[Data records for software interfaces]
== Segment start ==

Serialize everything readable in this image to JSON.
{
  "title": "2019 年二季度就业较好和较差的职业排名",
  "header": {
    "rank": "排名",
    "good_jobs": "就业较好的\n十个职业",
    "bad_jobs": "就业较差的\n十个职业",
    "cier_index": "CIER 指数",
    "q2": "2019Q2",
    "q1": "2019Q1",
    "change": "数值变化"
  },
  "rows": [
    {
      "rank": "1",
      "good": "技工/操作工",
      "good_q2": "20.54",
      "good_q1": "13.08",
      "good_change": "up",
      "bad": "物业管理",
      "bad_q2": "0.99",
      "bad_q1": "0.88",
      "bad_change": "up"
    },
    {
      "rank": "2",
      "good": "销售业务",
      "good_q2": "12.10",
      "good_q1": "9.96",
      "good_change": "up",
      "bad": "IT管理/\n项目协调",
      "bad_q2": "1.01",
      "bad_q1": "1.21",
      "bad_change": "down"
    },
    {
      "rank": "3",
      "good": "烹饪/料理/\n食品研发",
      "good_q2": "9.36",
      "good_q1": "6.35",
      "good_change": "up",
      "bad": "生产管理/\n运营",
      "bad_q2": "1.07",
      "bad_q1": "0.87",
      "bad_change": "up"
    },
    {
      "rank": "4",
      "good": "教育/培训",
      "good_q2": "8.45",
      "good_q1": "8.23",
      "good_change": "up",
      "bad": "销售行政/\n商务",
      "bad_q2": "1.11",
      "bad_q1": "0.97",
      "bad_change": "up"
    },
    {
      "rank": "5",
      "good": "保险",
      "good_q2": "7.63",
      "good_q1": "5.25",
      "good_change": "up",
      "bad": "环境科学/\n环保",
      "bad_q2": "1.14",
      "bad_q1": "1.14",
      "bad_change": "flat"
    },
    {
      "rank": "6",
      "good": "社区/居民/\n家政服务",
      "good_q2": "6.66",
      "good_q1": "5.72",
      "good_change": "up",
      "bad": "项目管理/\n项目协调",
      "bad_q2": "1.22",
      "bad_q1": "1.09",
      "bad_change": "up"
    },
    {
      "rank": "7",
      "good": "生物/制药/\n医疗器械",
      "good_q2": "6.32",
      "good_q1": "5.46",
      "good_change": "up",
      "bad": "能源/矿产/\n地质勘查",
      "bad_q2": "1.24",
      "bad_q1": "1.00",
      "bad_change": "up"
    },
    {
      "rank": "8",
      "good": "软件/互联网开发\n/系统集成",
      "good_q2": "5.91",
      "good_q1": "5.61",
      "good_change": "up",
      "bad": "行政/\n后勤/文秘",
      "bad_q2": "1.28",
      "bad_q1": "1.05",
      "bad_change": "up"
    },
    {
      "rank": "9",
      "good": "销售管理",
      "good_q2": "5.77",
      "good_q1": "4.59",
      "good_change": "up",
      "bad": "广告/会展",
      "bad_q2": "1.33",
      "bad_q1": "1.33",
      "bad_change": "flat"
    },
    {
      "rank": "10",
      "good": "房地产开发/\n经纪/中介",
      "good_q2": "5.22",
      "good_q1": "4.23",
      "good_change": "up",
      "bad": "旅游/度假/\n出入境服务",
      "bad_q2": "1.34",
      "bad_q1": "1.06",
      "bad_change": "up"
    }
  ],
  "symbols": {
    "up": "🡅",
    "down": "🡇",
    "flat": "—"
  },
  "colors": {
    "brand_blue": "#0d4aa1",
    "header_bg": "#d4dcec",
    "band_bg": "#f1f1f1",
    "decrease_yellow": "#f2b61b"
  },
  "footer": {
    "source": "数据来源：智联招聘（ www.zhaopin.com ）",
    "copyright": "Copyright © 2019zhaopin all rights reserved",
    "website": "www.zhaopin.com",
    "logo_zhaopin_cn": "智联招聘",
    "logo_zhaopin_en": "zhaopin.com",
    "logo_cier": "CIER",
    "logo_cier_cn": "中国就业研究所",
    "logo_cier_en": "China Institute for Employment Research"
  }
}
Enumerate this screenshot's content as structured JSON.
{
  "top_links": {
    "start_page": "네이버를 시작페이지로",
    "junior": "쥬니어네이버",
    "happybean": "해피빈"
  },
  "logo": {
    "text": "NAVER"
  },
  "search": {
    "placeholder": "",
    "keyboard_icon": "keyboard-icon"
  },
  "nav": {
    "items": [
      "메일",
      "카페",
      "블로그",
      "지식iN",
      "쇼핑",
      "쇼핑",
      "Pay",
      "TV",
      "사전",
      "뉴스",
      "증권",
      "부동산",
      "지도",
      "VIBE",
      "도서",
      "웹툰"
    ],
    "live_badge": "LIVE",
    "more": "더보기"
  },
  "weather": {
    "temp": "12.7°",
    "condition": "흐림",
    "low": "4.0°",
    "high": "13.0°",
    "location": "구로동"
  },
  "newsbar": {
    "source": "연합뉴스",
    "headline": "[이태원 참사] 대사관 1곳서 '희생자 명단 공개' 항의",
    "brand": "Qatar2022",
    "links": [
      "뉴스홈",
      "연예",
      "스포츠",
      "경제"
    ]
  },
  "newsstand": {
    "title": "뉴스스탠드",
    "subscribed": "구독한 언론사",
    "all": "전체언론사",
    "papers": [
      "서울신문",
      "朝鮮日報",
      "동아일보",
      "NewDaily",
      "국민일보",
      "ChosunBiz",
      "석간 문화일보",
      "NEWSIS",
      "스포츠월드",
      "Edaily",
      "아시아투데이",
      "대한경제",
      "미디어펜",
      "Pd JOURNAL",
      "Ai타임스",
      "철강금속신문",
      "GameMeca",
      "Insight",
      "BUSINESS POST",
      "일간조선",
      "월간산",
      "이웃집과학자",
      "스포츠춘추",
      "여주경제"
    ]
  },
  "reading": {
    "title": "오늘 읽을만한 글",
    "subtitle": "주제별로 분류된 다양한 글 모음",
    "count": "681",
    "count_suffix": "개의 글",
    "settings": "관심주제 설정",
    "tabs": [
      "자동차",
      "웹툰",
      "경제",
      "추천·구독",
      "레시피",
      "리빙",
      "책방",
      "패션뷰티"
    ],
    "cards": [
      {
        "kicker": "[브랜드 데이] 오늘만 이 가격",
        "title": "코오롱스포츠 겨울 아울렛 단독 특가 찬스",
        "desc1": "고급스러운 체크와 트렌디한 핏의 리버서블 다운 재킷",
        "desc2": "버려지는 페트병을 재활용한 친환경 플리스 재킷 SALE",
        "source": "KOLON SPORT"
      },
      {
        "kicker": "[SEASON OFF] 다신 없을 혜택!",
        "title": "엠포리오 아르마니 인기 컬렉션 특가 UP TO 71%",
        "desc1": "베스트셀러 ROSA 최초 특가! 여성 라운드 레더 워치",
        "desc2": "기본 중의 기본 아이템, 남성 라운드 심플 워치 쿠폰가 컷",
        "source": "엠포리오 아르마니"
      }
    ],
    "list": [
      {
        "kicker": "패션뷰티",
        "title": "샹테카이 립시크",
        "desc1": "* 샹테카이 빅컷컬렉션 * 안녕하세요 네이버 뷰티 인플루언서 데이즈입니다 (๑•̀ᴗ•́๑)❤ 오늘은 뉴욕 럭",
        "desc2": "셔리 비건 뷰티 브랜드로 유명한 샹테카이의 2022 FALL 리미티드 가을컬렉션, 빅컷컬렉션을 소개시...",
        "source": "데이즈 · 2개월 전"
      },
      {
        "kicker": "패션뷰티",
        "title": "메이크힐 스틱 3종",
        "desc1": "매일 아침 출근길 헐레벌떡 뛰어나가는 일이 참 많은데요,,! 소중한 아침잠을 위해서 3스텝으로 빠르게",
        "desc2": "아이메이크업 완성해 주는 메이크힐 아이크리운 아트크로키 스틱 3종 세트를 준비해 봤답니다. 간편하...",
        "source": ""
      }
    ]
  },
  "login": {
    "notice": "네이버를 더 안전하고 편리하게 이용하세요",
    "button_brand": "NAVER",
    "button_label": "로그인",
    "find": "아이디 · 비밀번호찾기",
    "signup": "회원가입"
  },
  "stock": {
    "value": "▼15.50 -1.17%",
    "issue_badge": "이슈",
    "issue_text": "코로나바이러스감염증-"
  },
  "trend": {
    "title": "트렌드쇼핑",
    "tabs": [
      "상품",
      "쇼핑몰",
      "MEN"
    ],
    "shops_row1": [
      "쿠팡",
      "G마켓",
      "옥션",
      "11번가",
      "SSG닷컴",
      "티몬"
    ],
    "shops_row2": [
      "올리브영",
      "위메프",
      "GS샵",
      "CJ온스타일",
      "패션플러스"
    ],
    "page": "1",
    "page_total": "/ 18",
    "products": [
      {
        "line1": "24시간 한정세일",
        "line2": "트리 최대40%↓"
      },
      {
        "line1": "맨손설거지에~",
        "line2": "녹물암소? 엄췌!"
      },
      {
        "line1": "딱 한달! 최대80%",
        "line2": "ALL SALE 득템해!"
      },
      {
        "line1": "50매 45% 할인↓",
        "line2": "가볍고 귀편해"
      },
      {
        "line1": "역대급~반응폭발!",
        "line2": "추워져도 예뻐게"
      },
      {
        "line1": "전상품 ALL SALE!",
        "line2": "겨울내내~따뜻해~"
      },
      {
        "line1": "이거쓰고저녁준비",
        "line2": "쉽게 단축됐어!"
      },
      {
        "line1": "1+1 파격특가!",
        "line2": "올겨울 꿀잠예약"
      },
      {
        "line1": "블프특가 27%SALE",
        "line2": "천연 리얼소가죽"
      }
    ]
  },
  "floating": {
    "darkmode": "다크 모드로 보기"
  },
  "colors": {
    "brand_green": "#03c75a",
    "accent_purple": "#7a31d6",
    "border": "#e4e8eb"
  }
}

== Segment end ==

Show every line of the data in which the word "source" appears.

Your solution »
    "source": "数据来源：智联招聘（ www.zhaopin.com ）",
    "source": "연합뉴스",
        "source": "KOLON SPORT"
        "source": "엠포리오 아르마니"
        "source": "데이즈 · 2개월 전"
        "source": ""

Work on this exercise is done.